No-one should have been astonished to learn from a Newsroom headline that Political sparks fly at Waitangi as PM promises ‘more mahi’
The report began by noting
There was a sharper, election-year edge to proceedings at this year’s Waitangi pōwhiri. Simon Bridges and Winston Peters clashed, while Jacinda Ardern made the case for why Māori should have patience with her Government…
The report observed that National leader Simon Bridges’ speech seemed to be addressed not to those on the paepae, but for the New Zealanders who would be following events at Waitangi from home.
After a glancing reference to National’s record on Treaty of Waitangi settlements, Whānau Ora and partnership schools, he moved swiftly to attacking Ardern as he referenced her speech at Waitangi last year.
Prince Charles has called for a new economic model in order to save the planet. Speaking at the World Economic Forum in Davos, he pleaded with world leaders and businesses to revolutionise the interaction between nature and global financial markets,saving the planet from “approaching catastrophe”.
In an unprecedented royal intrusion on government policy, he argues market-based solutions and tax reform are the best options to halt the damaging impacts of climate change.Outlining 10 ways to transform financial markets and reduce global emissions, Prince Charles said nothing short of a revolution was required.
“I’ve come to realise it is not a lack of capital holding us back but rather the way in which we deploy it. Therefore, to move forward we need nothing short of a paradigm shift – one that inspires action at revolutionary levels and pace.”
Already it is shaping as the most challenging year for National since it lost the Treasury benches in 2017. For Simon Bridges, it’s make-or-break for his leadership.
Going head-to-head with the Jacinda phenomenon, he has little chance of monstering her in television broadcasts, and even if he did it could backfire on National.
Bridges’ task is more complex. He has to prove himself as the Prime Minister-in-waiting, clearly the underdog in a contest where he cannot be seen to be shouting down his opponent.
Yet he must win enough support to overwhelm Labour and its coalition allies combined – a feat which far more popular National leaders (John Key or Bill English) could not achieve.
He will need more than a cunning plan, or the social media wizardry of the Topham Guerin team (who were credited with a key role first in Scott Morrison’s surprise election success and then with Boris Johnson’s triumph in the UK.
It’s probably just as well we are still on holiday and Wellington, aka the NZ Government, remains on the beach until Tuesday, January 22, the day after Wellington Anniversary Day. Even then, the mighty organs of government don’t really stir until the following Tuesday, after Auckland’s anniversary weekend when the great and good disport themselves on the waters of the Waitemata Harbour.

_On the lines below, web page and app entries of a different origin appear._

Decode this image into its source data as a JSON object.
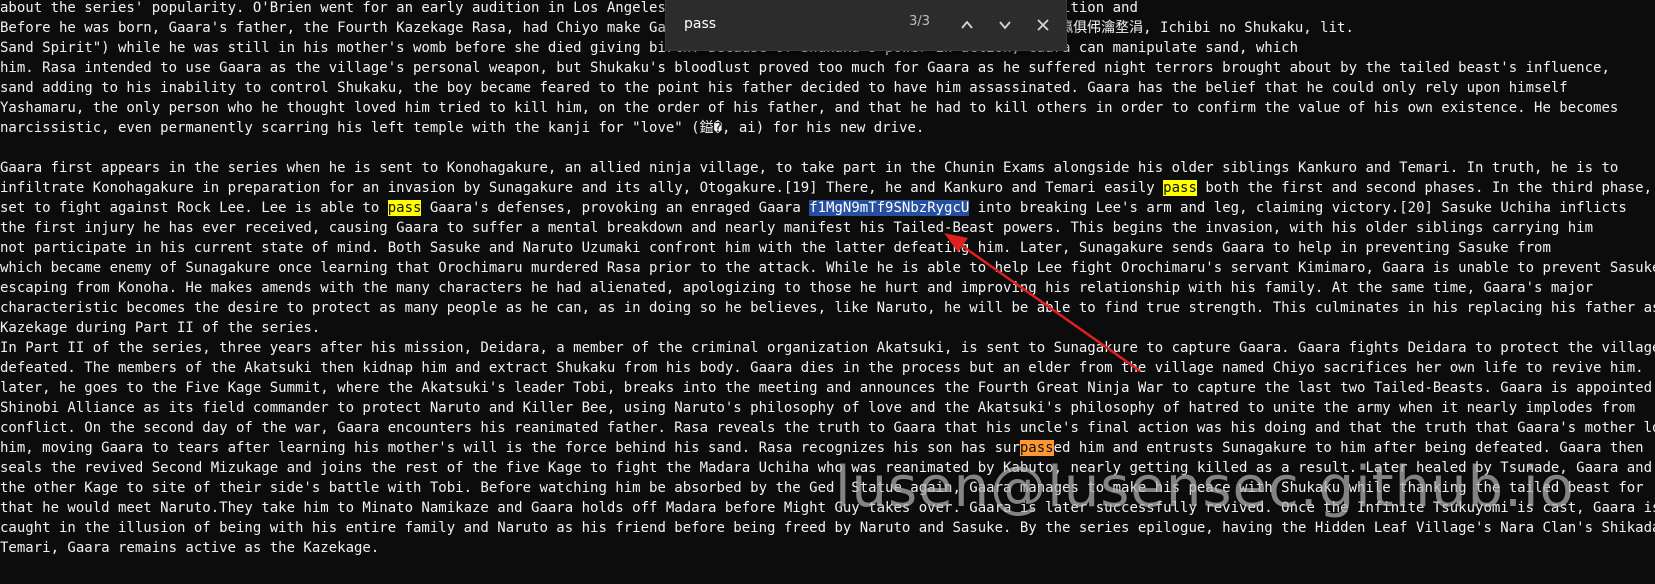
{
  "document": {
    "lines": [
      {
        "text": "about the series' popularity. O'Brien went for an early audition in Los Angeles, however, Brien later went through another audition and"
      },
      {
        "text": "Before he was born, Gaara's father, the Fourth Kazekage Rasa, had Chiyo make Gaara the jinchuriki of Shukaku the One Tail (涓€瀛俱伄瀹堥涓, Ichibi no Shukaku, lit."
      },
      {
        "text": "Sand Spirit\") while he was still in his mother's womb before she died giving birth. Because of Shukaku's power in action, Gaara can manipulate sand, which"
      },
      {
        "text": "him. Rasa intended to use Gaara as the village's personal weapon, but Shukaku's bloodlust proved too much for Gaara as he suffered night terrors brought about by the tailed beast's influence,"
      },
      {
        "text": "sand adding to his inability to control Shukaku, the boy became feared to the point his father decided to have him assassinated. Gaara has the belief that he could only rely upon himself"
      },
      {
        "text": "Yashamaru, the only person who he thought loved him tried to kill him, on the order of his father, and that he had to kill others in order to confirm the value of his own existence. He becomes"
      },
      {
        "text": "narcissistic, even permanently scarring his left temple with the kanji for \"love\" (鎰�, ai) for his new drive."
      },
      {
        "text": ""
      },
      {
        "text": "Gaara first appears in the series when he is sent to Konohagakure, an allied ninja village, to take part in the Chunin Exams alongside his older siblings Kankuro and Temari. In truth, he is to"
      },
      {
        "text": "infiltrate Konohagakure in preparation for an invasion by Sunagakure and its ally, Otogakure.[19] There, he and Kankuro and Temari easily ",
        "hl": "pass",
        "after": " both the first and second phases. In the third phase, he is"
      },
      {
        "text": "set to fight against Rock Lee. Lee is able to ",
        "hl": "pass",
        "after": " Gaara's defenses, provoking an enraged Gaara ",
        "sel": "f1MgN9mTf9SNbzRygcU",
        "after2": " into breaking Lee's arm and leg, claiming victory.[20] Sasuke Uchiha inflicts"
      },
      {
        "text": "the first injury he has ever received, causing Gaara to suffer a mental breakdown and nearly manifest his Tailed-Beast powers. This begins the invasion, with his older siblings carrying him"
      },
      {
        "text": "not participate in his current state of mind. Both Sasuke and Naruto Uzumaki confront him with the latter defeating him. Later, Sunagakure sends Gaara to help in preventing Sasuke from"
      },
      {
        "text": "which became enemy of Sunagakure once learning that Orochimaru murdered Rasa prior to the attack. While he is able to help Lee fight Orochimaru's servant Kimimaro, Gaara is unable to prevent Sasuke"
      },
      {
        "text": "escaping from Konoha. He makes amends with the many characters he had alienated, apologizing to those he hurt and improving his relationship with his family. At the same time, Gaara's major"
      },
      {
        "text": "characteristic becomes the desire to protect as many people as he can, as in doing so he believes, like Naruto, he will be able to find true strength. This culminates in his replacing his father as"
      },
      {
        "text": "Kazekage during Part II of the series."
      },
      {
        "text": "In Part II of the series, three years after his mission, Deidara, a member of the criminal organization Akatsuki, is sent to Sunagakure to capture Gaara. Gaara fights Deidara to protect the village and is"
      },
      {
        "text": "defeated. The members of the Akatsuki then kidnap him and extract Shukaku from his body. Gaara dies in the process but an elder from the village named Chiyo sacrifices her own life to revive him."
      },
      {
        "text": "later, he goes to the Five Kage Summit, where the Akatsuki's leader Tobi, breaks into the meeting and announces the Fourth Great Ninja War to capture the last two Tailed-Beasts. Gaara is appointed"
      },
      {
        "text": "Shinobi Alliance as its field commander to protect Naruto and Killer Bee, using Naruto's philosophy of love and the Akatsuki's philosophy of hatred to unite the army when it nearly implodes from"
      },
      {
        "text": "conflict. On the second day of the war, Gaara encounters his reanimated father. Rasa reveals the truth to Gaara that his uncle's final action was his doing and that the truth that Gaara's mother loved"
      },
      {
        "text": "him, moving Gaara to tears after learning his mother's will is the force behind his sand. Rasa recognizes his son has sur",
        "hlc": "pass",
        "after": "ed him and entrusts Sunagakure to him after being defeated. Gaara then"
      },
      {
        "text": "seals the revived Second Mizukage and joins the rest of the five Kage to fight the Madara Uchiha who was reanimated by Kabuto, nearly getting killed as a result. Later healed by Tsunade, Gaara and"
      },
      {
        "text": "the other Kage to site of their side's battle with Tobi. Before watching him be absorbed by the Ged  Statue again, Gaara manages to make his peace with Shukaku while thanking the tailed beast for"
      },
      {
        "text": "that he would meet Naruto.They take him to Minato Namikaze and Gaara holds off Madara before Might Guy takes over. Gaara is later successfully revived. Once the Infinite Tsukuyomi is cast, Gaara is"
      },
      {
        "text": "caught in the illusion of being with his entire family and Naruto as his friend before being freed by Naruto and Sasuke. By the series epilogue, having the Hidden Leaf Village's Nara Clan's Shikadai,"
      },
      {
        "text": "Temari, Gaara remains active as the Kazekage."
      },
      {
        "text": ""
      }
    ]
  },
  "find_bar": {
    "query": "pass",
    "count": "3/3",
    "prev_icon": "chevron-up-icon",
    "next_icon": "chevron-down-icon",
    "close_icon": "close-icon"
  },
  "watermark": {
    "text": "lusen@lusensec.github.io"
  },
  "colors": {
    "background": "#0c0c0c",
    "text": "#f2f2f2",
    "match_highlight": "#ffff00",
    "current_match": "#ff9632",
    "selection": "#264f9f",
    "arrow": "#e02020"
  }
}
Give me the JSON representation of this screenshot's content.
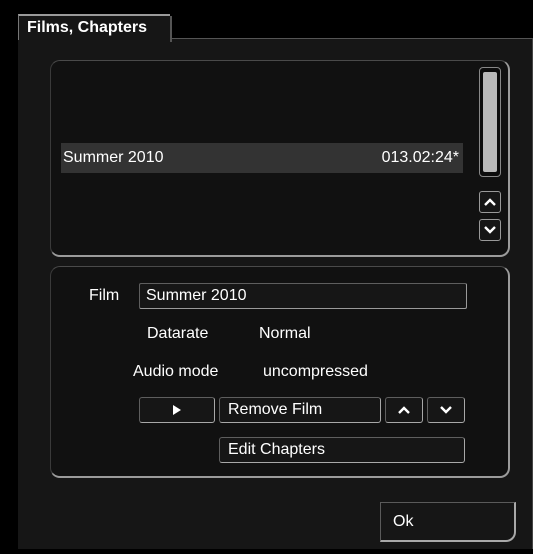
{
  "window": {
    "title": "Films, Chapters"
  },
  "film_list": {
    "items": [
      {
        "name": "Summer 2010",
        "duration": "013.02:24*"
      }
    ]
  },
  "form": {
    "film_label": "Film",
    "film_value": "Summer 2010",
    "datarate_label": "Datarate",
    "datarate_value": "Normal",
    "audio_mode_label": "Audio mode",
    "audio_mode_value": "uncompressed",
    "remove_film_label": "Remove Film",
    "edit_chapters_label": "Edit Chapters"
  },
  "footer": {
    "ok_label": "Ok"
  },
  "icons": {
    "play": "play-icon",
    "up": "chevron-up-icon",
    "down": "chevron-down-icon"
  }
}
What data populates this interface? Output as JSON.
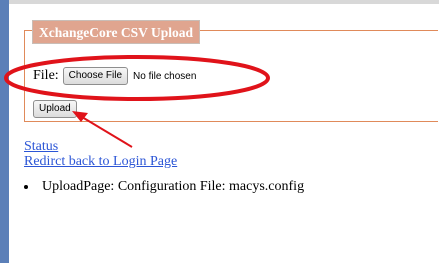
{
  "upload_panel": {
    "legend": "XchangeCore CSV Upload",
    "file_label": "File:",
    "choose_file_label": "Choose File",
    "no_file_text": "No file chosen",
    "upload_label": "Upload"
  },
  "links": {
    "status": "Status",
    "redirect": "Redirct back to Login Page"
  },
  "messages": [
    "UploadPage: Configuration File: macys.config"
  ],
  "annotation": {
    "color": "#e0131a"
  }
}
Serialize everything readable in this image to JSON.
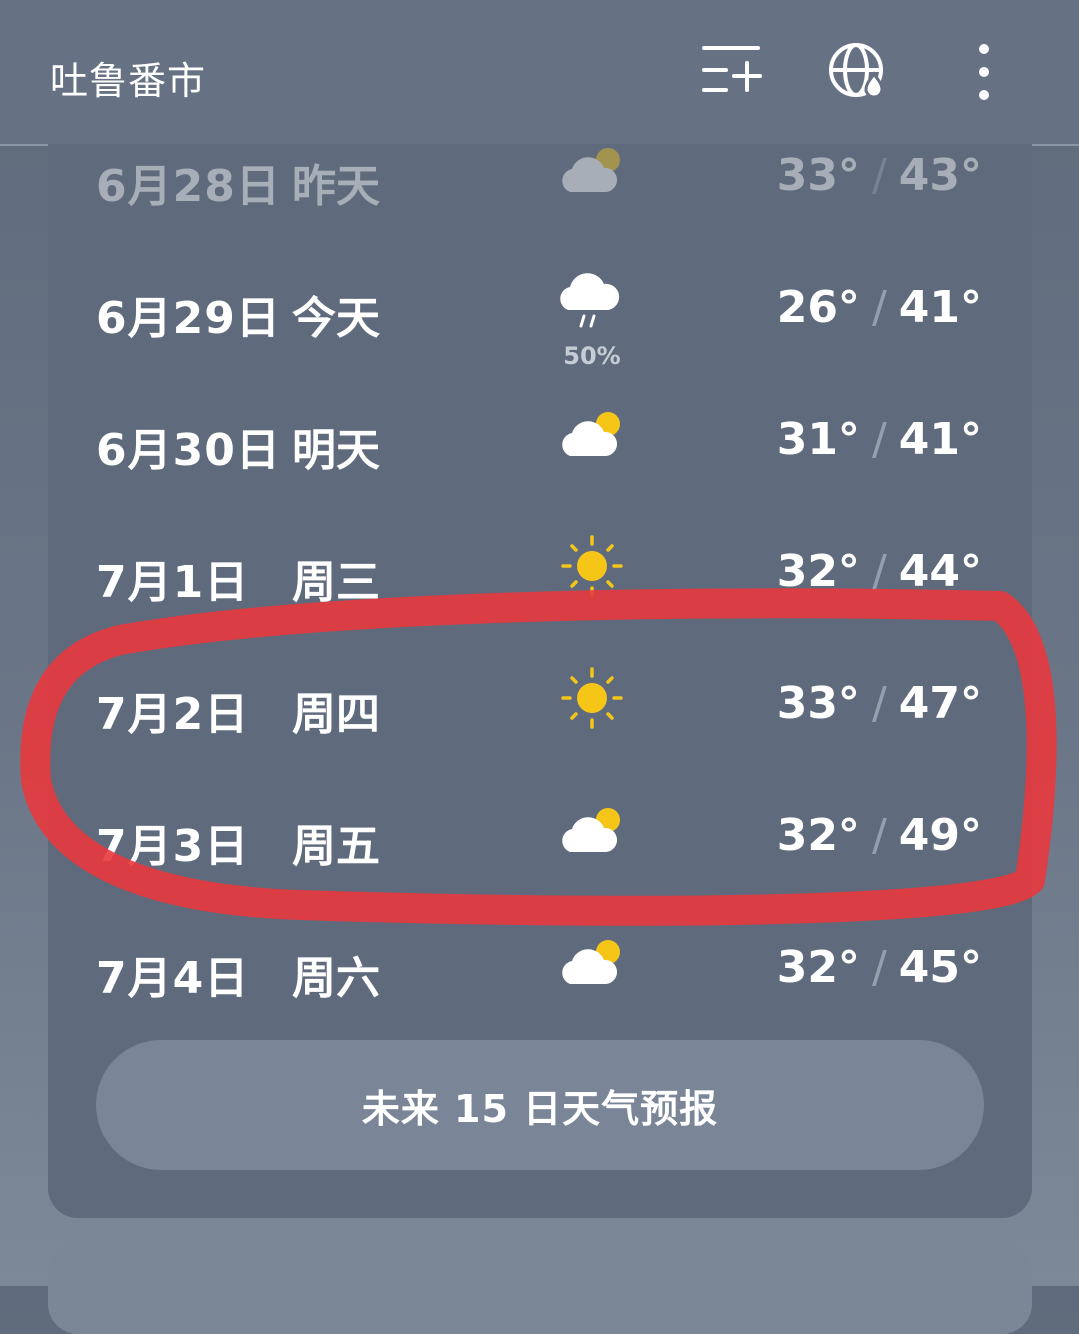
{
  "header": {
    "city": "吐鲁番市",
    "icons": [
      "add-list-icon",
      "globe-rain-icon",
      "more-vert-icon"
    ]
  },
  "forecast": [
    {
      "date": "6月28日",
      "day": "昨天",
      "icon": "partly-cloudy-icon",
      "low": "33°",
      "high": "43°",
      "faded": true
    },
    {
      "date": "6月29日",
      "day": "今天",
      "icon": "rain-cloud-icon",
      "pop": "50%",
      "low": "26°",
      "high": "41°"
    },
    {
      "date": "6月30日",
      "day": "明天",
      "icon": "partly-cloudy-icon",
      "low": "31°",
      "high": "41°"
    },
    {
      "date": "7月1日",
      "day": "周三",
      "icon": "sun-icon",
      "low": "32°",
      "high": "44°"
    },
    {
      "date": "7月2日",
      "day": "周四",
      "icon": "sun-icon",
      "low": "33°",
      "high": "47°"
    },
    {
      "date": "7月3日",
      "day": "周五",
      "icon": "partly-cloudy-icon",
      "low": "32°",
      "high": "49°"
    },
    {
      "date": "7月4日",
      "day": "周六",
      "icon": "partly-cloudy-icon",
      "low": "32°",
      "high": "45°"
    }
  ],
  "forecast_button": "未来 15 日天气预报",
  "colors": {
    "sun": "#f5c518",
    "annotation": "#e8383d"
  }
}
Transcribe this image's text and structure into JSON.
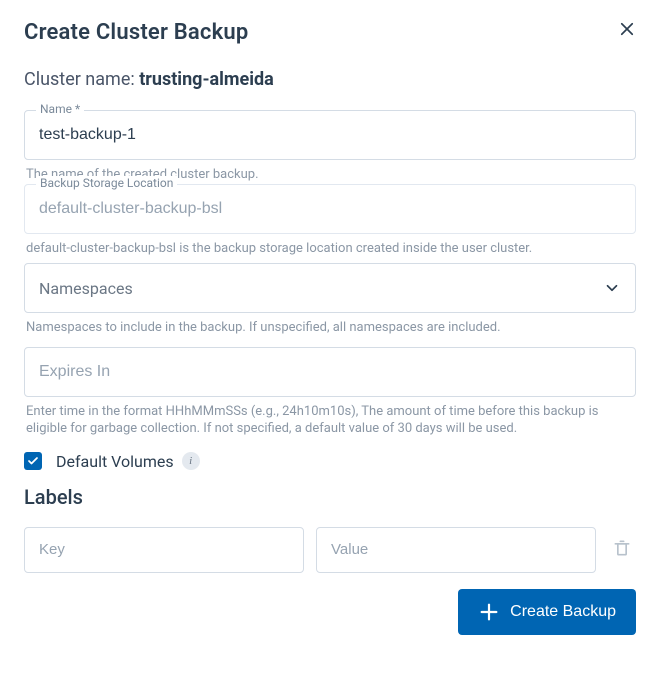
{
  "dialog": {
    "title": "Create Cluster Backup",
    "close_icon": "close"
  },
  "cluster": {
    "label": "Cluster name: ",
    "name": "trusting-almeida"
  },
  "name_field": {
    "label": "Name *",
    "value": "test-backup-1",
    "helper": "The name of the created cluster backup."
  },
  "bsl_field": {
    "label": "Backup Storage Location",
    "value": "default-cluster-backup-bsl",
    "helper": "default-cluster-backup-bsl is the backup storage location created inside the user cluster."
  },
  "namespaces_field": {
    "placeholder": "Namespaces",
    "helper": "Namespaces to include in the backup. If unspecified, all namespaces are included."
  },
  "expires_field": {
    "placeholder": "Expires In",
    "helper": "Enter time in the format HHhMMmSSs (e.g., 24h10m10s), The amount of time before this backup is eligible for garbage collection. If not specified, a default value of 30 days will be used."
  },
  "default_volumes": {
    "checked": true,
    "label": "Default Volumes",
    "info": "i"
  },
  "labels_section": {
    "title": "Labels",
    "key_placeholder": "Key",
    "value_placeholder": "Value"
  },
  "footer": {
    "create_label": "Create Backup"
  }
}
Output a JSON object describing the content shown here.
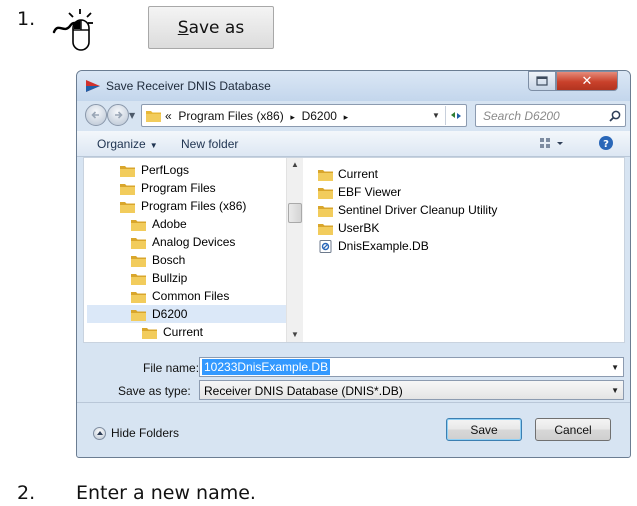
{
  "steps": [
    {
      "number": "1.",
      "text": ""
    },
    {
      "number": "2.",
      "text": "Enter a new name."
    }
  ],
  "save_as_button": {
    "prefix_underlined": "S",
    "label_rest": "ave as"
  },
  "dialog": {
    "title": "Save Receiver DNIS Database",
    "address": {
      "prefix": "«",
      "crumbs": [
        "Program Files (x86)",
        "D6200"
      ],
      "separator": "▸"
    },
    "search_placeholder": "Search D6200",
    "toolbar": {
      "organize": "Organize",
      "new_folder": "New folder"
    },
    "nav_tree": [
      {
        "label": "PerfLogs"
      },
      {
        "label": "Program Files"
      },
      {
        "label": "Program Files (x86)"
      },
      {
        "label": "Adobe"
      },
      {
        "label": "Analog Devices"
      },
      {
        "label": "Bosch"
      },
      {
        "label": "Bullzip"
      },
      {
        "label": "Common Files"
      },
      {
        "label": "D6200",
        "selected": true
      },
      {
        "label": "Current"
      }
    ],
    "files": [
      {
        "label": "Current",
        "type": "folder"
      },
      {
        "label": "EBF Viewer",
        "type": "folder"
      },
      {
        "label": "Sentinel Driver Cleanup Utility",
        "type": "folder"
      },
      {
        "label": "UserBK",
        "type": "folder"
      },
      {
        "label": "DnisExample.DB",
        "type": "db-file"
      }
    ],
    "file_name_label": "File name:",
    "file_name_value": "10233DnisExample.DB",
    "save_type_label": "Save as type:",
    "save_type_value": "Receiver DNIS Database (DNIS*.DB)",
    "hide_folders": "Hide Folders",
    "save_button": "Save",
    "cancel_button": "Cancel"
  },
  "colors": {
    "folder": "#e8b838",
    "selection": "#3399ff",
    "close_button": "#c9412b",
    "dialog_frame": "#d7e4f2"
  }
}
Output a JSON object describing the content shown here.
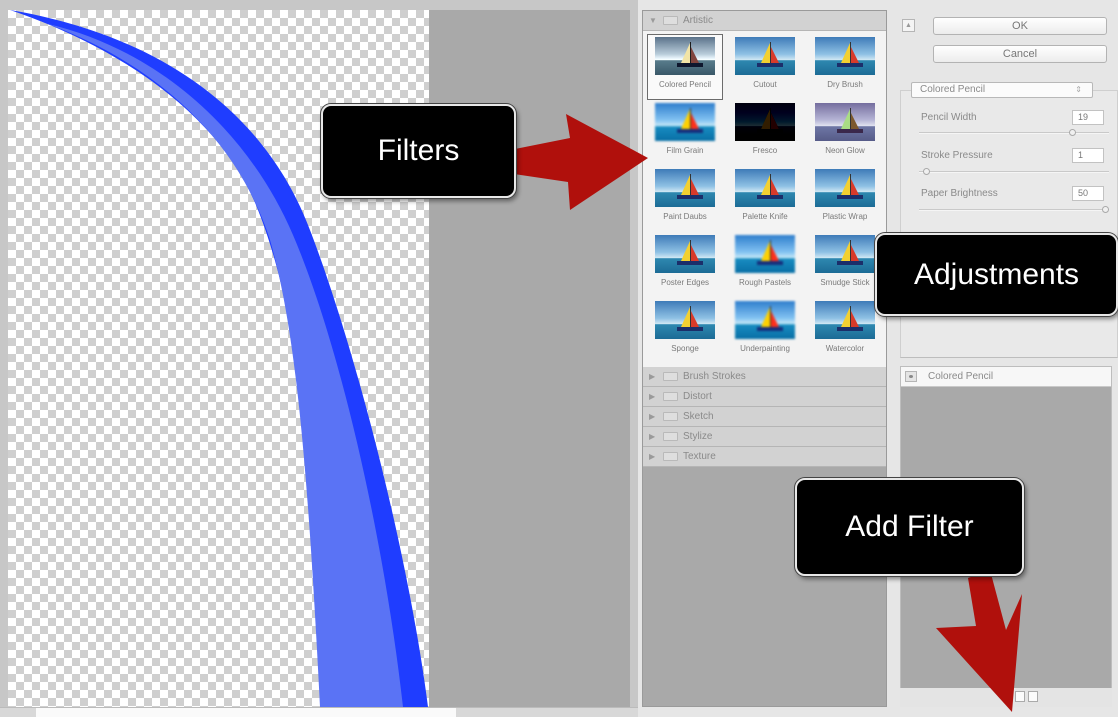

A few ministers mustered the energy to post congratulatory press statements after the New Year honours list was published.
And Winston Peters has been on call- huzzah! – to deal with happenings in the rest of the world.
Among the benefits of the government being on holiday, we’ve missed some fairly high-level dramas, sufficient to otherwise distract us from the Black Caps’ Australian debacle and tinted skies, thanks to the Australian bushfires . Then there’s the risk that the Australians might exercise a reverse deportation process, detaining PM Jacinda Adern and her to-be husband along with Baby Neve to install them in the Lodge, the Canberra residence of the Aussie prime minister.
Is the government digging itself into a hole as it awaits a solution to the problem of contested land at Ihumatao?
For two days in a row, PM Jacinda Ardern has backed away from questions over a Crown loan being used to purchase the land where a housing development has been held up because of a long-running protest.